*Work item:*
Please write out each entry below exactly as given.

*Provided records:*
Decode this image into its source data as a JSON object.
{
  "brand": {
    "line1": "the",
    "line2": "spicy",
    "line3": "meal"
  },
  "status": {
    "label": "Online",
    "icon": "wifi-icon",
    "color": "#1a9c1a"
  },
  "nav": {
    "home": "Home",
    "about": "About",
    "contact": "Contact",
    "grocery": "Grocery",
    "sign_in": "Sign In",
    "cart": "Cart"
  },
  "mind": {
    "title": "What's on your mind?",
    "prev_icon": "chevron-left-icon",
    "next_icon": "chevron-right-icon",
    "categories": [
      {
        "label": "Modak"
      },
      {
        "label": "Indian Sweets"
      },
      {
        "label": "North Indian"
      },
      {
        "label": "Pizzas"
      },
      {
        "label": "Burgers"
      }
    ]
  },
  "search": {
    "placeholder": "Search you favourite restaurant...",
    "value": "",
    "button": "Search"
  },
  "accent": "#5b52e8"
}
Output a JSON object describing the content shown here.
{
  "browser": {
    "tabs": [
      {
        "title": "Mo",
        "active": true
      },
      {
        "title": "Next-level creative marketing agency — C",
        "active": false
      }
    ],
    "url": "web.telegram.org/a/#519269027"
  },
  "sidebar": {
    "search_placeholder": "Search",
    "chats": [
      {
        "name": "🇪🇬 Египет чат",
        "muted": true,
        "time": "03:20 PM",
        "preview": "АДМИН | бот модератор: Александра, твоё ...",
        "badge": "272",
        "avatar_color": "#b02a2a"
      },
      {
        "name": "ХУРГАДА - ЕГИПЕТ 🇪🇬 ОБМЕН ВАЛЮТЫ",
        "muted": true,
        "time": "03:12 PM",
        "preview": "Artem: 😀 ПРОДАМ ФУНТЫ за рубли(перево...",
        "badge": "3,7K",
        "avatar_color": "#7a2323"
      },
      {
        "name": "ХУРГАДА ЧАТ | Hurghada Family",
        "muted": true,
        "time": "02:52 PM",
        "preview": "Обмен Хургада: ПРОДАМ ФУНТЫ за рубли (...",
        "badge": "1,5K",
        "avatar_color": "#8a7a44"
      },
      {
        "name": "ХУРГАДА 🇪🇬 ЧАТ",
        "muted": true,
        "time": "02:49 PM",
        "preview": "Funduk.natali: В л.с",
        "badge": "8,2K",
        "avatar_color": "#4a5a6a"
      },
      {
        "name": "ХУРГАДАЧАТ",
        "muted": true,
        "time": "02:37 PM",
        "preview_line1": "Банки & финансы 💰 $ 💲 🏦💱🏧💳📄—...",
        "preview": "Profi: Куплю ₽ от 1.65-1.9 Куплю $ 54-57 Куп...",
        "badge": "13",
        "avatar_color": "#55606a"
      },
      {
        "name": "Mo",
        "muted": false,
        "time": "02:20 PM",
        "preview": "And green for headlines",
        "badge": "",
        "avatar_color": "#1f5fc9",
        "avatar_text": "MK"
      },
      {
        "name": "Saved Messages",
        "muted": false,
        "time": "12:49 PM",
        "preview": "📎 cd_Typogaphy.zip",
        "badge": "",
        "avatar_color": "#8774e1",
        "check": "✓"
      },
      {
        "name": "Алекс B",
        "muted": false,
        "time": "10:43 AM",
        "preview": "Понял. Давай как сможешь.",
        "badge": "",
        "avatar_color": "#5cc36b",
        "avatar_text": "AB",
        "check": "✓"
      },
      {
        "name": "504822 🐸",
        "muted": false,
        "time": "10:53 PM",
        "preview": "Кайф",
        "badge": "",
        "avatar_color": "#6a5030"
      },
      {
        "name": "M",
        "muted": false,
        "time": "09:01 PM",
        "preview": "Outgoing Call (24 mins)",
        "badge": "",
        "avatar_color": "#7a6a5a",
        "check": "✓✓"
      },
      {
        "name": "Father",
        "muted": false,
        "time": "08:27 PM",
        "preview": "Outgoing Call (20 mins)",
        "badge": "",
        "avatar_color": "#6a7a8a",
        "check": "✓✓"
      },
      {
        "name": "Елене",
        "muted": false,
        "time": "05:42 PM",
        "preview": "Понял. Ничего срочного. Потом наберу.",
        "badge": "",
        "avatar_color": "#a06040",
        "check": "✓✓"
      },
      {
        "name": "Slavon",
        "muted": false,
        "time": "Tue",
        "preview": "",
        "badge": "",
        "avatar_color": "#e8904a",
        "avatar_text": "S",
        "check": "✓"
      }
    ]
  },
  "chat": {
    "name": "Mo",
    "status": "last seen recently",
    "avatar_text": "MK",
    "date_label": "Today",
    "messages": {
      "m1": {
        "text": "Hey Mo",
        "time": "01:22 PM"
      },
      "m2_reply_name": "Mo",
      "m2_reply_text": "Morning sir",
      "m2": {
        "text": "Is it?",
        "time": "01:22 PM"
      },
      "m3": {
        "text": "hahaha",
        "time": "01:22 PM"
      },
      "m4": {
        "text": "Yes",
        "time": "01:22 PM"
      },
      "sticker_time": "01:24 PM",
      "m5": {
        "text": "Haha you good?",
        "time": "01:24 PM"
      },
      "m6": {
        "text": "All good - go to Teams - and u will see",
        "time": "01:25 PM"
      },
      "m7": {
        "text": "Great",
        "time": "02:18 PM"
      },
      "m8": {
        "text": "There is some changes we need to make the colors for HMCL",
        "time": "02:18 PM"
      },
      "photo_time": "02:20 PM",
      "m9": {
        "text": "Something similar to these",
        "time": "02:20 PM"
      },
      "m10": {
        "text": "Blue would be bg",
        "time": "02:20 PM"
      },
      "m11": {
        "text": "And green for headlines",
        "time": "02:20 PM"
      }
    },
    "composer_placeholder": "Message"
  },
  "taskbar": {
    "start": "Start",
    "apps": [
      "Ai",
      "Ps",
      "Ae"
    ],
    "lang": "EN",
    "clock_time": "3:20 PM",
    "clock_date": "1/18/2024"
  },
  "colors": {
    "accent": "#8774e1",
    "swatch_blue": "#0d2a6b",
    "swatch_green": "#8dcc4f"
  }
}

*Task result:*
Decode this image into its source data as a JSON object.
{
  "brand": {
    "line1": "the",
    "line2": "spicy",
    "line3": "meal"
  },
  "status": {
    "label": "Online",
    "icon": "wifi-icon",
    "color": "#1a9c1a"
  },
  "nav": {
    "home": "Home",
    "about": "About",
    "contact": "Contact",
    "grocery": "Grocery",
    "sign_in": "Sign In",
    "cart": "Cart"
  },
  "mind": {
    "title": "What's on your mind?",
    "prev_icon": "chevron-left-icon",
    "next_icon": "chevron-right-icon",
    "categories": [
      {
        "label": "Modak"
      },
      {
        "label": "Indian Sweets"
      },
      {
        "label": "North Indian"
      },
      {
        "label": "Pizzas"
      },
      {
        "label": "Burgers"
      }
    ]
  },
  "search": {
    "placeholder": "Search you favourite restaurant...",
    "value": "",
    "button": "Search"
  },
  "accent": "#5b52e8"
}
Output a JSON object describing the content shown here.
{
  "browser": {
    "tabs": [
      {
        "title": "Mo",
        "active": true
      },
      {
        "title": "Next-level creative marketing agency — C",
        "active": false
      }
    ],
    "url": "web.telegram.org/a/#519269027"
  },
  "sidebar": {
    "search_placeholder": "Search",
    "chats": [
      {
        "name": "🇪🇬 Египет чат",
        "muted": true,
        "time": "03:20 PM",
        "preview": "АДМИН | бот модератор: Александра, твоё ...",
        "badge": "272",
        "avatar_color": "#b02a2a"
      },
      {
        "name": "ХУРГАДА - ЕГИПЕТ 🇪🇬 ОБМЕН ВАЛЮТЫ",
        "muted": true,
        "time": "03:12 PM",
        "preview": "Artem: 😀 ПРОДАМ ФУНТЫ за рубли(перево...",
        "badge": "3,7K",
        "avatar_color": "#7a2323"
      },
      {
        "name": "ХУРГАДА ЧАТ | Hurghada Family",
        "muted": true,
        "time": "02:52 PM",
        "preview": "Обмен Хургада: ПРОДАМ ФУНТЫ за рубли (...",
        "badge": "1,5K",
        "avatar_color": "#8a7a44"
      },
      {
        "name": "ХУРГАДА 🇪🇬 ЧАТ",
        "muted": true,
        "time": "02:49 PM",
        "preview": "Funduk.natali: В л.с",
        "badge": "8,2K",
        "avatar_color": "#4a5a6a"
      },
      {
        "name": "ХУРГАДАЧАТ",
        "muted": true,
        "time": "02:37 PM",
        "preview_line1": "Банки & финансы 💰 $ 💲 🏦💱🏧💳📄—...",
        "preview": "Profi: Куплю ₽ от 1.65-1.9 Куплю $ 54-57 Куп...",
        "badge": "13",
        "avatar_color": "#55606a"
      },
      {
        "name": "Mo",
        "muted": false,
        "time": "02:20 PM",
        "preview": "And green for headlines",
        "badge": "",
        "avatar_color": "#1f5fc9",
        "avatar_text": "MK"
      },
      {
        "name": "Saved Messages",
        "muted": false,
        "time": "12:49 PM",
        "preview": "📎 cd_Typogaphy.zip",
        "badge": "",
        "avatar_color": "#8774e1",
        "check": "✓"
      },
      {
        "name": "Алекс B",
        "muted": false,
        "time": "10:43 AM",
        "preview": "Понял. Давай как сможешь.",
        "badge": "",
        "avatar_color": "#5cc36b",
        "avatar_text": "AB",
        "check": "✓"
      },
      {
        "name": "504822 🐸",
        "muted": false,
        "time": "10:53 PM",
        "preview": "Кайф",
        "badge": "",
        "avatar_color": "#6a5030"
      },
      {
        "name": "M",
        "muted": false,
        "time": "09:01 PM",
        "preview": "Outgoing Call (24 mins)",
        "badge": "",
        "avatar_color": "#7a6a5a",
        "check": "✓✓"
      },
      {
        "name": "Father",
        "muted": false,
        "time": "08:27 PM",
        "preview": "Outgoing Call (20 mins)",
        "badge": "",
        "avatar_color": "#6a7a8a",
        "check": "✓✓"
      },
      {
        "name": "Елене",
        "muted": false,
        "time": "05:42 PM",
        "preview": "Понял. Ничего срочного. Потом наберу.",
        "badge": "",
        "avatar_color": "#a06040",
        "check": "✓✓"
      },
      {
        "name": "Slavon",
        "muted": false,
        "time": "Tue",
        "preview": "",
        "badge": "",
        "avatar_color": "#e8904a",
        "avatar_text": "S",
        "check": "✓"
      }
    ]
  },
  "chat": {
    "name": "Mo",
    "status": "last seen recently",
    "avatar_text": "MK",
    "date_label": "Today",
    "messages": {
      "m1": {
        "text": "Hey Mo",
        "time": "01:22 PM"
      },
      "m2_reply_name": "Mo",
      "m2_reply_text": "Morning sir",
      "m2": {
        "text": "Is it?",
        "time": "01:22 PM"
      },
      "m3": {
        "text": "hahaha",
        "time": "01:22 PM"
      },
      "m4": {
        "text": "Yes",
        "time": "01:22 PM"
      },
      "sticker_time": "01:24 PM",
      "m5": {
        "text": "Haha you good?",
        "time": "01:24 PM"
      },
      "m6": {
        "text": "All good - go to Teams - and u will see",
        "time": "01:25 PM"
      },
      "m7": {
        "text": "Great",
        "time": "02:18 PM"
      },
      "m8": {
        "text": "There is some changes we need to make the colors for HMCL",
        "time": "02:18 PM"
      },
      "photo_time": "02:20 PM",
      "m9": {
        "text": "Something similar to these",
        "time": "02:20 PM"
      },
      "m10": {
        "text": "Blue would be bg",
        "time": "02:20 PM"
      },
      "m11": {
        "text": "And green for headlines",
        "time": "02:20 PM"
      }
    },
    "composer_placeholder": "Message"
  },
  "taskbar": {
    "start": "Start",
    "apps": [
      "Ai",
      "Ps",
      "Ae"
    ],
    "lang": "EN",
    "clock_time": "3:20 PM",
    "clock_date": "1/18/2024"
  },
  "colors": {
    "accent": "#8774e1",
    "swatch_blue": "#0d2a6b",
    "swatch_green": "#8dcc4f"
  }
}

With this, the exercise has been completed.